Rather than setting undeliverable targets on apprenticeships we need to take the debate to a higher level. We should have the courage to give today’s young people a firm and irrevocable commitment that we will endeavour to give them an opportunity to develop over their skills and hence employment prospects over their life time. This is, of course inextricably linked with a return to full employment – however that is interpreted in today’s knowledge-driven and service-led economy. It is an aspiration for the long-term.
What I would like to see on August 13th is two first steps: a commitment to the reform of qualifications and a move to a new contract with our young people.
The reform of qualifications is long overdue and must involve the end of A-levels. Ironically Labour has had the blue print ready since the Tomlinson Report was published in 2004 . A high-profile Working Group for 14–19 Reform under the former Chief Inspector of Schools, Sir Mike Tomlinson, recommended replacing GCSEs, the academic A-levels examination, and vocational qualifications with a new single diploma over a ten-year period of reform. Creating a ladder for the ambitious and motivated by facilitating the transition between different qualifications was something that attracted considerable support amongst the educational community. It would be the key first step in creating an over-arching framework of qualifications that would allow people to progress at any stage in their careers, whatever their age and starting point. Sadly, in the run up to a general election the Blair Government, rejected the idea of an overarching diploma system and instead chose to reform existing qualifications – a decision was partly driven by the desire to placate the Confederation of British Industry. A generation of school-leavers later we are no further forward and have maintained the sharp division between academic and vocational qualifications.
My second suggestion for an August 13th announcement is less specific but would offer a powerful signal of intent. We all now recognise that this current generation of school-leavers have a worse deal than any of their post-war predecessors. I suggest that we should offer them a new psychological contract. Here is my articulation:
We recognise, and expect you to recognise, that personal learning and development takes place through work. We want to give you every opportunity to undertake that learning in what we know to be a changing economic and employment climate. We expect you to grasp the work opportunities that are made available to you. However, we recognise that you are young: it will take you time to appreciate your strengths and weaknesses and to develop the judgment needed in the workplace. You will make mistakes. Our promise to you is that we will be honest about the challenges you face, we will endeavour to give you the support and information you need to make sensible decisions, and we will try to ensure to give you the support and information you need to make sensible decisions, and we will try to ensure that you are not exploited in the workplace.

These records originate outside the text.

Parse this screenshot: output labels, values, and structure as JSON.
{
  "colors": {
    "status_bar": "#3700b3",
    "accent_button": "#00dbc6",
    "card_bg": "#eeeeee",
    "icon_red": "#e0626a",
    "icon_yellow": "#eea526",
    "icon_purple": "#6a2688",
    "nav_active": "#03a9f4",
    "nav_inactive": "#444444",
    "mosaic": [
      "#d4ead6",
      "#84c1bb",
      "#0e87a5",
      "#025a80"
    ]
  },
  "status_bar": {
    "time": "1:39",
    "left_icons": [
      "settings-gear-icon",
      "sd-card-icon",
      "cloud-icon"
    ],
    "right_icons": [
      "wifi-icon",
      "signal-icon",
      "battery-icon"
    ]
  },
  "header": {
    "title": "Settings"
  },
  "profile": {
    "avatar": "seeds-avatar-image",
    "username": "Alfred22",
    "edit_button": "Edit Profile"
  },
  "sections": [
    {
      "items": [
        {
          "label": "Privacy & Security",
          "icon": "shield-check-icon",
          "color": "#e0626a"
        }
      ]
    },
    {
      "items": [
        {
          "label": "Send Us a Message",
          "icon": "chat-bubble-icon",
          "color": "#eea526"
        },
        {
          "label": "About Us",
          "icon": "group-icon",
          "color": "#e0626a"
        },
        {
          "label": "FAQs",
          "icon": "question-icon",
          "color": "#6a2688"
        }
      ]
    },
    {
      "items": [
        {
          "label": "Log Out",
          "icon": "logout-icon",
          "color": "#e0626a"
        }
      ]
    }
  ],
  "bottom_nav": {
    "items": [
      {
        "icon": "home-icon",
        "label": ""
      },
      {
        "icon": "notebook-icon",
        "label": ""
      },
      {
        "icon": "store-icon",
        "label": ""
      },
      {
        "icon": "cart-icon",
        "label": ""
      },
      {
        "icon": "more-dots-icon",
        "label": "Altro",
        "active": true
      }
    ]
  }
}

There would be much work required to move beyond a general statement and to develop the specific policies that would make it a reality. However, a declaration of this sort on August 13th could mark the beginning of a long-term programme of social change and transition. Importantly it could get us away from the sterile and pointless debates that will dominate the headlines that day. Labour under Keir Starmer will need to raise its game and this is a first opportunity to show that it is willing and capable of doing so.